“Hope you have a stroke as you read this,” read one of the postcards in part.
The postcards were among the contents of Modell’s FBI files, which the FBI released this week. Modell, who died Sept. 26, 2012, at the age of 87, was demonized by Cleveland Brown fans because of his decision to move the Browns to Baltimore in 1995. But his FBI file, which also contained documentation of a 1975 extortion attempt, contained no death threats from Browns fans.
The 2000 case began when the Ravens office received three anonymous postcards in the mail shortly after Modell testified on behalf of Lewis in Lewis’ bail hearing.
Two were addressed to Modell, then the owner of the Ravens, and another was addressed to a player unidentified by the FBI. Ravens security contacted the Baltimore Police Department and the police contacted the FBI and the U.S. Postal Service. All three postcards were threatening, and the FBI did fingerprint analysis on the postcards.
The first card, laden with racist language, told Modell that his “rushing to Atlanta to serve as a character witness … is a new low even for you.” The postcard, which included violent threats, concluded by wishing Modell “lose every penny of you’re (sic) illgotten (sic) wealth.”
The second card, which used anti-Semitic language to describe Modell, lamented that Hitler was still not alive, and contained similarly threatening language.
“Based on the wording and statements made in the postcards, I believe this to be racially motivated,” the police report on the threat read in part.
Modell and the unidentified player received no further contact after those postcards, according to the FBI. The case was closed on Aug. 29, 2000.
In 1975, according to the FBI files, Modell was advised “of a possible attempt to shake him down regarding some past activity on his part.” Modell advised the FBI he would notify them if he was approached, but Modell apparently was not contacted again, and the case was closed July, 26, 1976.
On Jan. 31, 2000, two men — Jacinth Baker, 21, and Richard Lollar, 24, who had moved to Atlanta from Akron — were killed by vicious stab wounds just hours after Super Bowl XXXIV.
After Modell testified on behalf of Lewis, Lewis made a plea agreement in which he pleaded guilty to misdemeanor obstruction of justice in exchange for testifying against two other defendants. Lewis was sentenced to 12 months probation. No one has ever been convicted in the murders.

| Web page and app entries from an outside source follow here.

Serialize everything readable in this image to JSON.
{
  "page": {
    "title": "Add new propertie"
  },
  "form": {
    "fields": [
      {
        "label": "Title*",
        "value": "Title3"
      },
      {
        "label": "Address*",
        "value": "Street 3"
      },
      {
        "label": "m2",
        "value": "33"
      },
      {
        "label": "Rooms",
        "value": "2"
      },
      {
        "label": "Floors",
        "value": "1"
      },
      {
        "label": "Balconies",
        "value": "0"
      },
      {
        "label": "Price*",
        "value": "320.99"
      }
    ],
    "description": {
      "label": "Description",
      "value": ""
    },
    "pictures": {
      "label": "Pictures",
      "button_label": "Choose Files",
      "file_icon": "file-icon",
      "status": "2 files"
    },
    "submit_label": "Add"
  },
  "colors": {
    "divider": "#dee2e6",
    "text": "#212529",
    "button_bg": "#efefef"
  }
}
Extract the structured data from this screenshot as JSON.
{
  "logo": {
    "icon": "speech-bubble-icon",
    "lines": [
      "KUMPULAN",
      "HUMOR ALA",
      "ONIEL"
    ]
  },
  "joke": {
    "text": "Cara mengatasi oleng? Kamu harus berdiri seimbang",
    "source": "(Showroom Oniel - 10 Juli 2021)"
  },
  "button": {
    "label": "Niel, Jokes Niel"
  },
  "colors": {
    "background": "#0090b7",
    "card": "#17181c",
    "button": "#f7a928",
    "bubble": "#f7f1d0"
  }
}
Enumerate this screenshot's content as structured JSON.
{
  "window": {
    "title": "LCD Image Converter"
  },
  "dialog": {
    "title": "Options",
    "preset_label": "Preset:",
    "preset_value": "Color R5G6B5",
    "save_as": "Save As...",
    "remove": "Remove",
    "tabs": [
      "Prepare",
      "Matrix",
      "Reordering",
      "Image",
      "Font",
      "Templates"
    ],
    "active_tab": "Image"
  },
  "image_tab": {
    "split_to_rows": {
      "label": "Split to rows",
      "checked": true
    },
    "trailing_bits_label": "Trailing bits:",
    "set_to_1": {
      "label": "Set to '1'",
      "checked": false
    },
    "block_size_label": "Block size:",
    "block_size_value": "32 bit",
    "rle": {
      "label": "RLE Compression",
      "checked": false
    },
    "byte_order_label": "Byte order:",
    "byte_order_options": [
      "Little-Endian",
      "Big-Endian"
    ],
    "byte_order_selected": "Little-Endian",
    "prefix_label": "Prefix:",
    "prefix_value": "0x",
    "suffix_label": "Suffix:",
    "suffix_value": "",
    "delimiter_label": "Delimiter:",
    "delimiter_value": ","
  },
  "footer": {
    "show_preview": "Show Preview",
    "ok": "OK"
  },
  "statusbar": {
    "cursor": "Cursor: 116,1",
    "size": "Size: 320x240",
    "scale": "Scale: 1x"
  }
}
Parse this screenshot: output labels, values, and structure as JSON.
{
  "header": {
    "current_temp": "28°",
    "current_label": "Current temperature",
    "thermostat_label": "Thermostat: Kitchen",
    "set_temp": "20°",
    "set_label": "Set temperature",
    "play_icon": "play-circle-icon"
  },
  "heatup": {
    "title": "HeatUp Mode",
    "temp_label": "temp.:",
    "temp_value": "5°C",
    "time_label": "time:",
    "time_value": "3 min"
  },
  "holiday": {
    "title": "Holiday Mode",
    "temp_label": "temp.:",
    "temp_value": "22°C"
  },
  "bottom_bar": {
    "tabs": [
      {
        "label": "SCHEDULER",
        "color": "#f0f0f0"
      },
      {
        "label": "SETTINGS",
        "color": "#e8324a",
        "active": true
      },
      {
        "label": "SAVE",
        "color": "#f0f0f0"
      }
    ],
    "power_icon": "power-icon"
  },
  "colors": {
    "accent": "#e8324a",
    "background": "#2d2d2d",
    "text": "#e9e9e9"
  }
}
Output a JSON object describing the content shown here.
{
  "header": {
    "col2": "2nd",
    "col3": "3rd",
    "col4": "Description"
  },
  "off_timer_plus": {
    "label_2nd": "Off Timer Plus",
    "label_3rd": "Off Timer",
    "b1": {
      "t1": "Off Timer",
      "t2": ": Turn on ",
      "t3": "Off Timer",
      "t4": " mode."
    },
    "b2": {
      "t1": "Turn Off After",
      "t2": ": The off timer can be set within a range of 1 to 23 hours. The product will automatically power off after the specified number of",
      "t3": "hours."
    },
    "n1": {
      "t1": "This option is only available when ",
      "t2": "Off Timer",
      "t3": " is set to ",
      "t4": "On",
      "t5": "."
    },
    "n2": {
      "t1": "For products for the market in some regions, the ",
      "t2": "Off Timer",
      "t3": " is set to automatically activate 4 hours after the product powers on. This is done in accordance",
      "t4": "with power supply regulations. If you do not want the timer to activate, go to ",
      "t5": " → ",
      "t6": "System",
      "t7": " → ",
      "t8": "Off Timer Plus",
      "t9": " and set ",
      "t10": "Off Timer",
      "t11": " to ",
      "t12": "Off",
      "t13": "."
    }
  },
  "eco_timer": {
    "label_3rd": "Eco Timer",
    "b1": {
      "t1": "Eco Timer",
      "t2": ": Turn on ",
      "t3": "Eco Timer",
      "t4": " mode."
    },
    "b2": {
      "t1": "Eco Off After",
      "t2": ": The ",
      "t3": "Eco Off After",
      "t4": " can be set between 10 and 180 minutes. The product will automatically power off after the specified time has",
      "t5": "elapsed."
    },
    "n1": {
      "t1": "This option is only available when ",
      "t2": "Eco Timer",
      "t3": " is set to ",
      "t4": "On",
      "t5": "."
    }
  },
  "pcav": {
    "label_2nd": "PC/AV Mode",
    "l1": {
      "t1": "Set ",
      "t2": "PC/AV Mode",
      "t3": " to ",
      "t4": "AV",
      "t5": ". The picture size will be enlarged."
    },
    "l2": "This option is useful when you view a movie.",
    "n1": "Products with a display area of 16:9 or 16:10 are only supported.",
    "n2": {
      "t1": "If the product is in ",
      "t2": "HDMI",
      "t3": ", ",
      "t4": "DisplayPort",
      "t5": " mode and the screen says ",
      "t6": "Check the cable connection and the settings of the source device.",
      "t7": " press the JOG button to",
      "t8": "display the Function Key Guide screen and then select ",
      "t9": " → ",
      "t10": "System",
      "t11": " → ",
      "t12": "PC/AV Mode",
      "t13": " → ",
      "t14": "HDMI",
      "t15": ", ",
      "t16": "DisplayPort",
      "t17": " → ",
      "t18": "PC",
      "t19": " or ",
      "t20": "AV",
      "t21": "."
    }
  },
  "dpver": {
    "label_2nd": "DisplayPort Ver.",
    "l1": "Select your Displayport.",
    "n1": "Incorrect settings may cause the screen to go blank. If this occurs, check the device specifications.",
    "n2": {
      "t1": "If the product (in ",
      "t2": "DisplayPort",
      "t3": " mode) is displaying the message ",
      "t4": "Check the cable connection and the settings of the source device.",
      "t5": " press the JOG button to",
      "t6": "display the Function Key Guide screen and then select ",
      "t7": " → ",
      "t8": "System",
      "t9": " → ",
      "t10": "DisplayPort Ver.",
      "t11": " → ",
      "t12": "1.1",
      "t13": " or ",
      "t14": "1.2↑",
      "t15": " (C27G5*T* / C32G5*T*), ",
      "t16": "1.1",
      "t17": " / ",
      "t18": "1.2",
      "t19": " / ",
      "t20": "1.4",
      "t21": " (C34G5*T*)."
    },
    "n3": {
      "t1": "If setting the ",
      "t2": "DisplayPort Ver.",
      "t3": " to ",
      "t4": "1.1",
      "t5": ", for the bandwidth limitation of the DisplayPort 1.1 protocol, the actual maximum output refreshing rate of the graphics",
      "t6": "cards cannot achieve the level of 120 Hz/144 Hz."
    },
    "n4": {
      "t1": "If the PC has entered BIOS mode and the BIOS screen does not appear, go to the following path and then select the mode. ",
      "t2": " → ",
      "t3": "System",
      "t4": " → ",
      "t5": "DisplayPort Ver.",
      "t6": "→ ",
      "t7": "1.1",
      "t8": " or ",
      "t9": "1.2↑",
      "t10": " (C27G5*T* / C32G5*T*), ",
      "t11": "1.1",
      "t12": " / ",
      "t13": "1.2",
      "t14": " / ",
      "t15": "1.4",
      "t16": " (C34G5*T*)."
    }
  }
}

Modell, meanwhile, owned the Cleveland Browns from 1961 through 1995 and owned the Baltimore Ravens from 1996 through 2004.